• _Instructions to follow_: Pull out every line below containing the word "ProRealTime".

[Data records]
※ ※ ※

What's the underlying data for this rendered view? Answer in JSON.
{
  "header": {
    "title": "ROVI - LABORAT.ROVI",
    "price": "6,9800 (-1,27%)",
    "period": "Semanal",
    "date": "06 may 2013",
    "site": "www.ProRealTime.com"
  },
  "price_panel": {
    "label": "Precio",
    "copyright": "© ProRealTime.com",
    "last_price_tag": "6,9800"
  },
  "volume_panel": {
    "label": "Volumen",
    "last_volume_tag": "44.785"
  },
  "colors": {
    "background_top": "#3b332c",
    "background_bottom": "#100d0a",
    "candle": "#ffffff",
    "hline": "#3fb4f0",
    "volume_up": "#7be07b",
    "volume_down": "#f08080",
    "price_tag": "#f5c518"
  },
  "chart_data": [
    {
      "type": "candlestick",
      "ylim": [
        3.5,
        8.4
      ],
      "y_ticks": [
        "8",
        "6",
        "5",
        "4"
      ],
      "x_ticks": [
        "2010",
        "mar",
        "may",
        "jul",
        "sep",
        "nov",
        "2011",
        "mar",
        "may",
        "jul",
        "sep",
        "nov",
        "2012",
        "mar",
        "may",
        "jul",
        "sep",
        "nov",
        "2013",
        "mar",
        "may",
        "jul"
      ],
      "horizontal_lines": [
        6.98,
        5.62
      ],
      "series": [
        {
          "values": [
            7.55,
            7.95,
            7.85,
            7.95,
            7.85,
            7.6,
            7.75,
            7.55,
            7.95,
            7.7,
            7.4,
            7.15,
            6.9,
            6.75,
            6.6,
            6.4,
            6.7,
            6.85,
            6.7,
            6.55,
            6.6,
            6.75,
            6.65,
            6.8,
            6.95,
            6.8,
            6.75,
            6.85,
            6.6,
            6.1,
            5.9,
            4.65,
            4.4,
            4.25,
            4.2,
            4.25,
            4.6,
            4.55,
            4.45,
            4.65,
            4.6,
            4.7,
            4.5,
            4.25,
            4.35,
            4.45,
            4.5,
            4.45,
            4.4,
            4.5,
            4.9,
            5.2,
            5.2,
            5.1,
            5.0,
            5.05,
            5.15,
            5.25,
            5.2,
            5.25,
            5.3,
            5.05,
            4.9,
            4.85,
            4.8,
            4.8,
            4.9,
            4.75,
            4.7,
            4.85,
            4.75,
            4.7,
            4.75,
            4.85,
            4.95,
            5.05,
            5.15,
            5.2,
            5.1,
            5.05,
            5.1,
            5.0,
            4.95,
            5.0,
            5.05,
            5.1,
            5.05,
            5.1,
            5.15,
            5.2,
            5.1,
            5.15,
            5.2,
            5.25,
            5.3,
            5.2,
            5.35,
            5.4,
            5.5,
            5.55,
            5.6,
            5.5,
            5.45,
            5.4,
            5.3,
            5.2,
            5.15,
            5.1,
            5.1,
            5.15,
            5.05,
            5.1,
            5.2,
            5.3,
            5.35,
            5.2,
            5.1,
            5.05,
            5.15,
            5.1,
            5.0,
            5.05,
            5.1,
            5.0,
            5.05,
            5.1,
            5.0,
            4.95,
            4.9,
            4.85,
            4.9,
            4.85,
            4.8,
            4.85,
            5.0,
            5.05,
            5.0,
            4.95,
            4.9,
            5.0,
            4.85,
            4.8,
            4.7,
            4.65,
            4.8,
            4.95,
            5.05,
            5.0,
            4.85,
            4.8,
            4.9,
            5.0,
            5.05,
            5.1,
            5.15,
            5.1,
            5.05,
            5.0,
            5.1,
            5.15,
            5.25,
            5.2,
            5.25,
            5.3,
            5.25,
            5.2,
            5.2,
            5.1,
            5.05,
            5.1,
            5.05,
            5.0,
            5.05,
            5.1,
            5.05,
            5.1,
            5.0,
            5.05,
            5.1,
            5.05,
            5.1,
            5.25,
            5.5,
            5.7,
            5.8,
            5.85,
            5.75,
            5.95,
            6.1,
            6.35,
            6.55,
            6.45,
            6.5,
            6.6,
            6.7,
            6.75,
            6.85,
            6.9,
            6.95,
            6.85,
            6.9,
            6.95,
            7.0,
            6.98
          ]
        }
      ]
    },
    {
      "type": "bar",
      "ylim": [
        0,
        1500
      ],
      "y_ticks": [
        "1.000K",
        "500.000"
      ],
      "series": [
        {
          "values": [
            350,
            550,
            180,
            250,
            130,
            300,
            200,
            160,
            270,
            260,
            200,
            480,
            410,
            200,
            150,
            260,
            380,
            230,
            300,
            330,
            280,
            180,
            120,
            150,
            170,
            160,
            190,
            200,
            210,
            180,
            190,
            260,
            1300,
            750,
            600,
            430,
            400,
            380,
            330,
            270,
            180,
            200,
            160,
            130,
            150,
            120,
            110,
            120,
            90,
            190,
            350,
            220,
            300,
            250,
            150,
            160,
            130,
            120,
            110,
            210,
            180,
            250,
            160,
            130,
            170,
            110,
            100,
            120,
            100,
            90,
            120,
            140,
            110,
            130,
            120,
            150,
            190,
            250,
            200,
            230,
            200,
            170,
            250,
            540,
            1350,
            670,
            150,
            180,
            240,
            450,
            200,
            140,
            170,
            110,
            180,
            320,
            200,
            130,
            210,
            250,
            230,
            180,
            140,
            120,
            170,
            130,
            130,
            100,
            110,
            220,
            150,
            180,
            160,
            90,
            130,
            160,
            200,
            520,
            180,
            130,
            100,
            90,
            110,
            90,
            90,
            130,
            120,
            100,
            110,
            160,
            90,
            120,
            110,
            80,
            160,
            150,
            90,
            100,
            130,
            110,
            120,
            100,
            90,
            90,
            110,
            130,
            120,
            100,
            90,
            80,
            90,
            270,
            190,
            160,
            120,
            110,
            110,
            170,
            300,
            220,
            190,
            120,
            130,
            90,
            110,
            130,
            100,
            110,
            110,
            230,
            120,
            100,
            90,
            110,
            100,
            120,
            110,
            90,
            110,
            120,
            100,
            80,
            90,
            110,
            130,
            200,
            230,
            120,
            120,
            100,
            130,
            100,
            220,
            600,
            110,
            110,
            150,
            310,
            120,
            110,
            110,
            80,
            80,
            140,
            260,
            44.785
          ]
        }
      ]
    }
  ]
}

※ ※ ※

• _Your solution_:
    "site": "www.ProRealTime.com"
    "copyright": "© ProRealTime.com",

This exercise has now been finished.